Biases aren’t just limited to race, ethnicity, and gender; they can crop up around religion, age, sexual orientation, or socioeconomic class. I would even argue that one of the biggest diversity barriers in rehab therapy, and part of the reason why our talent pool is so limited, is our profession’s high barrier of entry. This is something we discussed during the 2018 Graham Sessions: the financial cost of obtaining a DPT is out of control, and we’re preventing lower-income would-be applicants from considering PT as a career path because it’s just too expensive. If we want to make a serious effort to diversify our profession, one of the most important steps will be making physical therapy education more accessible to more people.
Encouraging diversity will not diminish the integrity of the profession; it will only make us better.
There was one theme in our Facebook comments that really stood out to me. Several people argued that diversity efforts would diminish the integrity of our profession. I’m going to say this outright: diversifying the therapist pool and making an active effort to combat our biases will not hurt us. In fact, it will only make us better. Therapists are naturally altruistic, kind, and intently focused on the patient experience, and with a diverse pool of therapists in our clinics, we can improve the experience of so many more patients. This can only help us in our relentless pursuit of reducing the percentage of patients (more than 90%) who have a musculoskeletal diagnosis but don’t seek PT care.
If that’s not enough to sway your opinion, I’m going to leave you with one last factual tidbit. According to Health Affairs, minority providers often choose to work in Health Professional Shortage Areas (HPSAs), “to a disproportionate extent.” If diversifying the industry means that we can help reach the patients who need us the most, then I say we should redouble our efforts to open the industry doors, so to speak.
This is just another reason to engage in legislative advocacy, or even to donate to the PT-PAC. (Learn more here.) We currently have a bill on the table, The Physical Therapist Workforce and Patient Access Act (H.R. 2802/S. 970), that would allow physical therapists to participate in a student loan payment program if they practice in rural or underserved areas. Currently there are 43 House and seven Senate cosponsors, but we need more support to get this passed. Let’s do this!

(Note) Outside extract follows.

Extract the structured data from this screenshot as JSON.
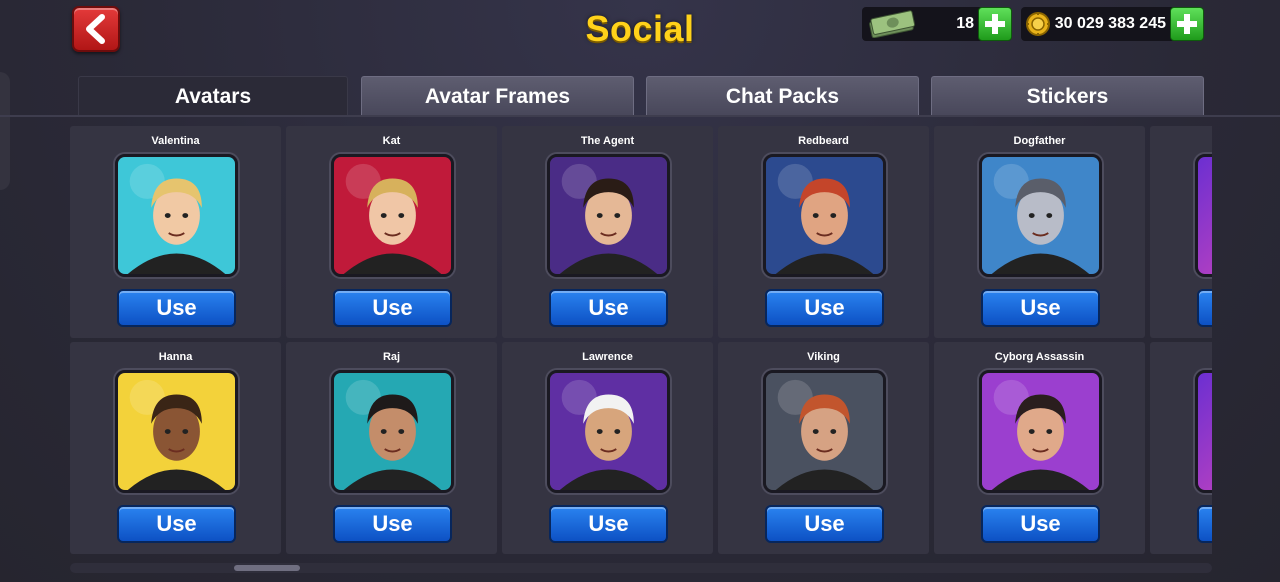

We can be better, together, but only if we continue to challenge ourselves to discuss diversity, recognize the issues, and work collectively to solve them. We can’t ignore this problem any longer. We must invest in diversity to strengthen our industry.